Please reproduce the entries below exactly, leaving the pictures out.

Segment Start: Material for this exercise

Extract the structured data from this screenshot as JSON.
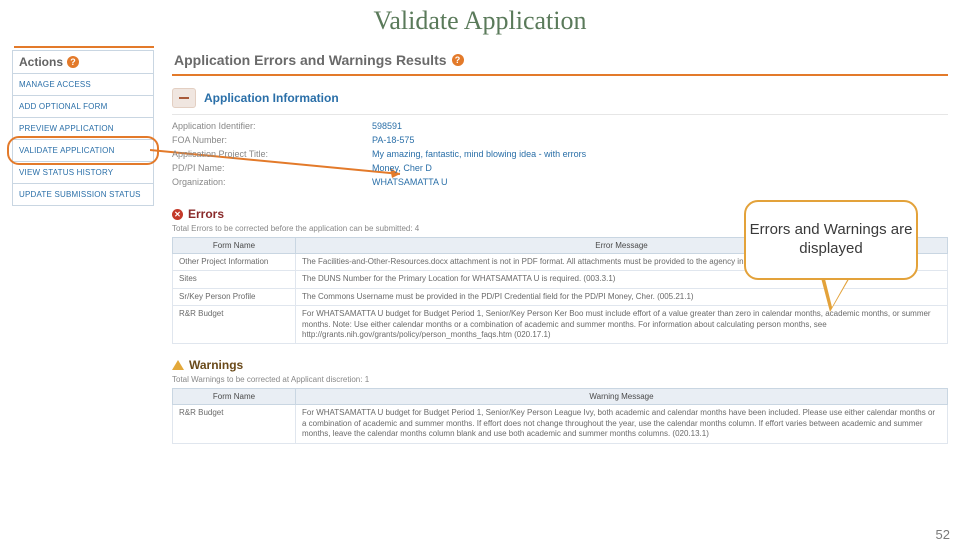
{
  "slide": {
    "title": "Validate Application",
    "page_number": "52"
  },
  "sidebar": {
    "header": "Actions",
    "items": [
      "MANAGE ACCESS",
      "ADD OPTIONAL FORM",
      "PREVIEW APPLICATION",
      "VALIDATE APPLICATION",
      "VIEW STATUS HISTORY",
      "UPDATE SUBMISSION STATUS"
    ]
  },
  "panel": {
    "title": "Application Errors and Warnings Results",
    "info_section": "Application Information",
    "info_rows": [
      {
        "label": "Application Identifier:",
        "value": "598591"
      },
      {
        "label": "FOA Number:",
        "value": "PA-18-575"
      },
      {
        "label": "Application Project Title:",
        "value": "My amazing, fantastic, mind blowing idea - with errors"
      },
      {
        "label": "PD/PI Name:",
        "value": "Money, Cher D"
      },
      {
        "label": "Organization:",
        "value": "WHATSAMATTA U"
      }
    ]
  },
  "callout": {
    "text": "Errors and Warnings are displayed"
  },
  "errors": {
    "heading": "Errors",
    "subnote": "Total Errors to be corrected before the application can be submitted: 4",
    "col1": "Form Name",
    "col2": "Error Message",
    "rows": [
      {
        "form": "Other Project Information",
        "msg": "The Facilities-and-Other-Resources.docx attachment is not in PDF format. All attachments must be provided to the agency in PDF format with a .pdf extension. (000.8)"
      },
      {
        "form": "Sites",
        "msg": "The DUNS Number for the Primary Location for WHATSAMATTA U is required. (003.3.1)"
      },
      {
        "form": "Sr/Key Person Profile",
        "msg": "The Commons Username must be provided in the PD/PI Credential field for the PD/PI Money, Cher. (005.21.1)"
      },
      {
        "form": "R&R Budget",
        "msg": "For WHATSAMATTA U budget for Budget Period 1, Senior/Key Person Ker Boo must include effort of a value greater than zero in calendar months, academic months, or summer months. Note: Use either calendar months or a combination of academic and summer months. For information about calculating person months, see http://grants.nih.gov/grants/policy/person_months_faqs.htm (020.17.1)"
      }
    ]
  },
  "warnings": {
    "heading": "Warnings",
    "subnote": "Total Warnings to be corrected at Applicant discretion: 1",
    "col1": "Form Name",
    "col2": "Warning Message",
    "rows": [
      {
        "form": "R&R Budget",
        "msg": "For WHATSAMATTA U budget for Budget Period 1, Senior/Key Person League Ivy, both academic and calendar months have been included. Please use either calendar months or a combination of academic and summer months. If effort does not change throughout the year, use the calendar months column. If effort varies between academic and summer months, leave the calendar months column blank and use both academic and summer months columns. (020.13.1)"
      }
    ]
  }
}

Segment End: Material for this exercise

# Response below
Extract the structured data from this screenshot as JSON.
{
  "slide": {
    "title": "Validate Application",
    "page_number": "52"
  },
  "sidebar": {
    "header": "Actions",
    "items": [
      "MANAGE ACCESS",
      "ADD OPTIONAL FORM",
      "PREVIEW APPLICATION",
      "VALIDATE APPLICATION",
      "VIEW STATUS HISTORY",
      "UPDATE SUBMISSION STATUS"
    ]
  },
  "panel": {
    "title": "Application Errors and Warnings Results",
    "info_section": "Application Information",
    "info_rows": [
      {
        "label": "Application Identifier:",
        "value": "598591"
      },
      {
        "label": "FOA Number:",
        "value": "PA-18-575"
      },
      {
        "label": "Application Project Title:",
        "value": "My amazing, fantastic, mind blowing idea - with errors"
      },
      {
        "label": "PD/PI Name:",
        "value": "Money, Cher D"
      },
      {
        "label": "Organization:",
        "value": "WHATSAMATTA U"
      }
    ]
  },
  "callout": {
    "text": "Errors and Warnings are displayed"
  },
  "errors": {
    "heading": "Errors",
    "subnote": "Total Errors to be corrected before the application can be submitted: 4",
    "col1": "Form Name",
    "col2": "Error Message",
    "rows": [
      {
        "form": "Other Project Information",
        "msg": "The Facilities-and-Other-Resources.docx attachment is not in PDF format. All attachments must be provided to the agency in PDF format with a .pdf extension. (000.8)"
      },
      {
        "form": "Sites",
        "msg": "The DUNS Number for the Primary Location for WHATSAMATTA U is required. (003.3.1)"
      },
      {
        "form": "Sr/Key Person Profile",
        "msg": "The Commons Username must be provided in the PD/PI Credential field for the PD/PI Money, Cher. (005.21.1)"
      },
      {
        "form": "R&R Budget",
        "msg": "For WHATSAMATTA U budget for Budget Period 1, Senior/Key Person Ker Boo must include effort of a value greater than zero in calendar months, academic months, or summer months. Note: Use either calendar months or a combination of academic and summer months. For information about calculating person months, see http://grants.nih.gov/grants/policy/person_months_faqs.htm (020.17.1)"
      }
    ]
  },
  "warnings": {
    "heading": "Warnings",
    "subnote": "Total Warnings to be corrected at Applicant discretion: 1",
    "col1": "Form Name",
    "col2": "Warning Message",
    "rows": [
      {
        "form": "R&R Budget",
        "msg": "For WHATSAMATTA U budget for Budget Period 1, Senior/Key Person League Ivy, both academic and calendar months have been included. Please use either calendar months or a combination of academic and summer months. If effort does not change throughout the year, use the calendar months column. If effort varies between academic and summer months, leave the calendar months column blank and use both academic and summer months columns. (020.13.1)"
      }
    ]
  }
}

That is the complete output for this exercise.